The UK's 50p rate: Tax or symbol?

George Osborne Image copyright Getty Images
Image caption Twenty economists have written to Osborne saying the tax rate is doing 'lasting damage' to the UK

Taxes you might think live or die according to whether they raise revenue for the Exchequer. Not so. The debate about 50p is as much about political symbolism as economics.

Those who want the rate to go fear that the top rate sends a message around the world that Britain does not want the wealthy to come here.

The rate is higher than many of our competitors and 50% crosses an important psychological barrier for many people who resent the idea of the state taking half their earnings.

Those who want it to stay see it as a symbol of fairness - evidence that the wealthy are taking their share of the pain.

The party politics of all this are also not as simple as some suggest.

Labour's two Eds are instinctively in favour of keeping the 50p rate and are sure to oppose it being scrapped.

However, Alistair Darling made clear when he introduced it that he intended it to last only as long as the economic crisis.

Alan Johnson endorsed this view as shadow chancellor, as do many Blairites who fear that Labour will return to being seen as the enemies of aspiration.

The Lib Dems have declared in recent weeks that scrapping the 50p rate is "cloud cuckoo land" (that was Chief Secretary to the Treasury Danny Alexander) and "impossible" (Vince Cable).

However, the party dropped their policy of backing a 50p rate before the last election.

Behind the scenes Lib Dem ministers are telling their Tory coalition partners - if you're determined to drop this tax we need something in return which will show that the government is committed to fairness eg a new tax on property.

While many Tories are instinctively in favour of tax cuts, some are already telling me that it would be political suicide to cut the top rate for those earning over £150,000 while proceeding with plans to take child benefit away from those earning a third of that amount.

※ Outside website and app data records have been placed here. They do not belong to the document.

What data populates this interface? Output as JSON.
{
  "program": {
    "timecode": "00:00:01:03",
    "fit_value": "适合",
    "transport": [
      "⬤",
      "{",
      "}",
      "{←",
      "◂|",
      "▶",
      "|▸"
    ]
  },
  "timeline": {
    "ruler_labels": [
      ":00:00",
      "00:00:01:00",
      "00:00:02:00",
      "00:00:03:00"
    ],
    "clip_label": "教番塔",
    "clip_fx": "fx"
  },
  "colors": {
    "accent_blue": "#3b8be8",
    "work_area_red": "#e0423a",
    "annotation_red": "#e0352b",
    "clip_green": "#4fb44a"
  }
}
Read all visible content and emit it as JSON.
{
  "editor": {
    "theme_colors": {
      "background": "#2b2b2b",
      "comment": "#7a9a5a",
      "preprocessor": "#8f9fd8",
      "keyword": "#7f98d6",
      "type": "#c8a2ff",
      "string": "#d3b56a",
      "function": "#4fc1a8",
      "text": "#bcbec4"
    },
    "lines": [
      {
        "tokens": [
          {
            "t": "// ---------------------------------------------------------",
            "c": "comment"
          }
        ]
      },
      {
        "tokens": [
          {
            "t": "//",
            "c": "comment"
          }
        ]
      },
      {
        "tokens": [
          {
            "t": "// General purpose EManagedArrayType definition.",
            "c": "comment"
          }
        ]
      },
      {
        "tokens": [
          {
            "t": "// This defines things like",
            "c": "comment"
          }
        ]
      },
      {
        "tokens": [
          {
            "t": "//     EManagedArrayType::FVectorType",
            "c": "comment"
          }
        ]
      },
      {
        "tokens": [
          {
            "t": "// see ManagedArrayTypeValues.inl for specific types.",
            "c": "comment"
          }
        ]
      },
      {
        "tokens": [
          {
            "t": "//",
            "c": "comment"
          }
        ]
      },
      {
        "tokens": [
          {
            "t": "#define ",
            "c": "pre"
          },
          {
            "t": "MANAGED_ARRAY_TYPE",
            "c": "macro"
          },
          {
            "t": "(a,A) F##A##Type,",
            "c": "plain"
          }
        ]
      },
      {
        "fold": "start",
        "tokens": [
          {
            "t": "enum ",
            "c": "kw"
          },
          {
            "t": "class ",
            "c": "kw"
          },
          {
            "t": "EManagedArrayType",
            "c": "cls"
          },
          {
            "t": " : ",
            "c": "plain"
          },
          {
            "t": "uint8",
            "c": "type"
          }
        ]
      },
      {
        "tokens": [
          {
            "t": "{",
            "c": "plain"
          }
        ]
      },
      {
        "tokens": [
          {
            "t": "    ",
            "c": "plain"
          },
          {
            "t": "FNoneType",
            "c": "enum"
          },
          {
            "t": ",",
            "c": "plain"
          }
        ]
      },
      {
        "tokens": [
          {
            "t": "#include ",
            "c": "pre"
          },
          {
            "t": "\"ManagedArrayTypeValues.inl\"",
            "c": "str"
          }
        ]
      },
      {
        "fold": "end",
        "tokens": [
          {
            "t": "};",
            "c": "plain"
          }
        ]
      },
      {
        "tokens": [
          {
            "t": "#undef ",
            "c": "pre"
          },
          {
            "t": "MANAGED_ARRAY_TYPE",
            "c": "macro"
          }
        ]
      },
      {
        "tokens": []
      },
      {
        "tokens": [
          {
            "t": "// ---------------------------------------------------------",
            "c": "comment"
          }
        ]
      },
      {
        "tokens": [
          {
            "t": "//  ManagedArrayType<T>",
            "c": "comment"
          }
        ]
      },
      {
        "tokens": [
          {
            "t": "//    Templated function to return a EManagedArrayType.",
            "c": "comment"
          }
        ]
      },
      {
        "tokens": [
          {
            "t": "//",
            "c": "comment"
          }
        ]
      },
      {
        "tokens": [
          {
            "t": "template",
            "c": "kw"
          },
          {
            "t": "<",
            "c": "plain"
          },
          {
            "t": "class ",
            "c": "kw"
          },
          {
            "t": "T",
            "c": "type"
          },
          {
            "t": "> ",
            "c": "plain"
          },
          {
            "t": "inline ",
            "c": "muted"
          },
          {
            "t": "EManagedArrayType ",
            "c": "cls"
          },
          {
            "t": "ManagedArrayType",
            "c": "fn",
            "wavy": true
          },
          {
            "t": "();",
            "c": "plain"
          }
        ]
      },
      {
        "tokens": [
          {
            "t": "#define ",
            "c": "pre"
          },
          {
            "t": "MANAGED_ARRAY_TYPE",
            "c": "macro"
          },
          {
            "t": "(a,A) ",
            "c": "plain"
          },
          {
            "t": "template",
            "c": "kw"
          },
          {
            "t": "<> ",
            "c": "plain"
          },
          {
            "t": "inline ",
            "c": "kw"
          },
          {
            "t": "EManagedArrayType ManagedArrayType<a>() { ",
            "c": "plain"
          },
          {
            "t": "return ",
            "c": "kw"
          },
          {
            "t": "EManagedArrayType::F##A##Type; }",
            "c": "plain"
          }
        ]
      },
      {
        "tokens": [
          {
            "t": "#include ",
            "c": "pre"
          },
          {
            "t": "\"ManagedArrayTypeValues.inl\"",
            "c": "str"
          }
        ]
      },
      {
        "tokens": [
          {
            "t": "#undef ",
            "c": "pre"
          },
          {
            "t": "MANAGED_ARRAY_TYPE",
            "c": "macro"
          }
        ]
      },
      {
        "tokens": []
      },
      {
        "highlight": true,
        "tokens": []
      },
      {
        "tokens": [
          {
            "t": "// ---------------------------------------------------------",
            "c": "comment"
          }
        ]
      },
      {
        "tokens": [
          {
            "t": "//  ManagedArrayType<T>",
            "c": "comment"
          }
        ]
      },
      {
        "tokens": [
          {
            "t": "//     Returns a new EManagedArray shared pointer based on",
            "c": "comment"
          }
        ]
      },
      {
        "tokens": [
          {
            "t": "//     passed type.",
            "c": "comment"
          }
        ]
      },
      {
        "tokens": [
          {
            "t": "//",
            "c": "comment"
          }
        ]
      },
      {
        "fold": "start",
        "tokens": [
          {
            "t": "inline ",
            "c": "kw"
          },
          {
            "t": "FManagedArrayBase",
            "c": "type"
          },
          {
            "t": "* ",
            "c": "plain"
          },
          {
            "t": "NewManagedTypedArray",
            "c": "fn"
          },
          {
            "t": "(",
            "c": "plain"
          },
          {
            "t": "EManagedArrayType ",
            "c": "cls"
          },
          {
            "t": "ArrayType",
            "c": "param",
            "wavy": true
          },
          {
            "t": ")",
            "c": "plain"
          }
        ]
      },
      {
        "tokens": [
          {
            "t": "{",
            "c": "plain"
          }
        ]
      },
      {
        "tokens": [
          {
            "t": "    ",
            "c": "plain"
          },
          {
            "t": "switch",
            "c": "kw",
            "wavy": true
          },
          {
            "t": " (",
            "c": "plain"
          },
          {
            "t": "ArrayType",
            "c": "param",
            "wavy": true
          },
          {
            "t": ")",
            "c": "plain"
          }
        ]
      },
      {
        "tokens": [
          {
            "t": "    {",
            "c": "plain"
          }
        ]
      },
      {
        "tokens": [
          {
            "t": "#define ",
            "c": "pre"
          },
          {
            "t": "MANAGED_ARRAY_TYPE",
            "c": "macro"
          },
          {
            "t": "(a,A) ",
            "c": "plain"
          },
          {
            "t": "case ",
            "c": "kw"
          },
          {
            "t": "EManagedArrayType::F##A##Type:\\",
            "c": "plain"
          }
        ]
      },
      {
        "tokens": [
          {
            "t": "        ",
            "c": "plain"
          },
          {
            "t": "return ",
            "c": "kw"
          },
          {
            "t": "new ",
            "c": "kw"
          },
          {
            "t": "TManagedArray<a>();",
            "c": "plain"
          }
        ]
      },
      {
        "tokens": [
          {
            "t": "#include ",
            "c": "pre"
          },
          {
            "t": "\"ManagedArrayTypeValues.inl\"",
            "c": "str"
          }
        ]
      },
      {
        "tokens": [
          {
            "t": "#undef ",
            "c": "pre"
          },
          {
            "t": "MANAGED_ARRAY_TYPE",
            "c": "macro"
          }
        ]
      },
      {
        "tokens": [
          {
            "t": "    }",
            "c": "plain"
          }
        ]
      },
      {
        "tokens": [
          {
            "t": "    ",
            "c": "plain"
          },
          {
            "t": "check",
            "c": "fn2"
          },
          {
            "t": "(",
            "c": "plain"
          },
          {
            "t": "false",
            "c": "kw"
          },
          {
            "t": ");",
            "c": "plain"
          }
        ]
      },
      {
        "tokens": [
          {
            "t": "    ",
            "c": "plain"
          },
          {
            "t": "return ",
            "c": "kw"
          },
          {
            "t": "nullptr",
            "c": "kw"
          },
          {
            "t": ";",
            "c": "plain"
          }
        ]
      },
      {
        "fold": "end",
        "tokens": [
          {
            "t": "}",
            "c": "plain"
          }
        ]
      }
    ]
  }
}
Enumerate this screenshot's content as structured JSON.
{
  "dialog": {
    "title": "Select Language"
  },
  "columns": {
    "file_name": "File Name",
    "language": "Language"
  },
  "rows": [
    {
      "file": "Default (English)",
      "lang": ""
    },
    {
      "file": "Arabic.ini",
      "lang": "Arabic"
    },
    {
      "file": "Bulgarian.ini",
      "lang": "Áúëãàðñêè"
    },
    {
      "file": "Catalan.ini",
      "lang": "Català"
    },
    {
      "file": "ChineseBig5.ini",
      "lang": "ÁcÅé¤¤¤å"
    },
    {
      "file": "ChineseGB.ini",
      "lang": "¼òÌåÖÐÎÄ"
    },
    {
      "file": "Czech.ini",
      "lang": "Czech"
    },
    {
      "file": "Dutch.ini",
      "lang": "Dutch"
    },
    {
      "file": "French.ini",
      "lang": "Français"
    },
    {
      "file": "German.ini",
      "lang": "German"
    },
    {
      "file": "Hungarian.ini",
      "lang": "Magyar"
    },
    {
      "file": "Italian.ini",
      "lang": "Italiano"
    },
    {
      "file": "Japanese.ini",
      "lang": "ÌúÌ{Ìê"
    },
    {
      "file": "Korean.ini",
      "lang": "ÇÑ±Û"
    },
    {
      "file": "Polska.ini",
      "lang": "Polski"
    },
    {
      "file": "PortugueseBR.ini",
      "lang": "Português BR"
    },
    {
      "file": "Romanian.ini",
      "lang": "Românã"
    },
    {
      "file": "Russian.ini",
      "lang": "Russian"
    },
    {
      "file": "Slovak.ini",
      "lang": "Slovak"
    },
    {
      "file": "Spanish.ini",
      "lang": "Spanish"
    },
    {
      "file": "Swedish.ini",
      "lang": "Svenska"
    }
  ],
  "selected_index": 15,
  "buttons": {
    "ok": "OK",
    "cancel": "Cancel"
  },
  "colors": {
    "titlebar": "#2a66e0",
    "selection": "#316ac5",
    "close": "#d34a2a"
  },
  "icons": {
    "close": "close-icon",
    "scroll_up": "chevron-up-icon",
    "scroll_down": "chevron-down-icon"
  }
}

My hunch is that George Osborne will find a way before the next election to scrap this tax and pay for it by another less visible tax increase on the wealthy. Remember how he promised to pay for a cut in inheritance tax by increasing tax on non-doms?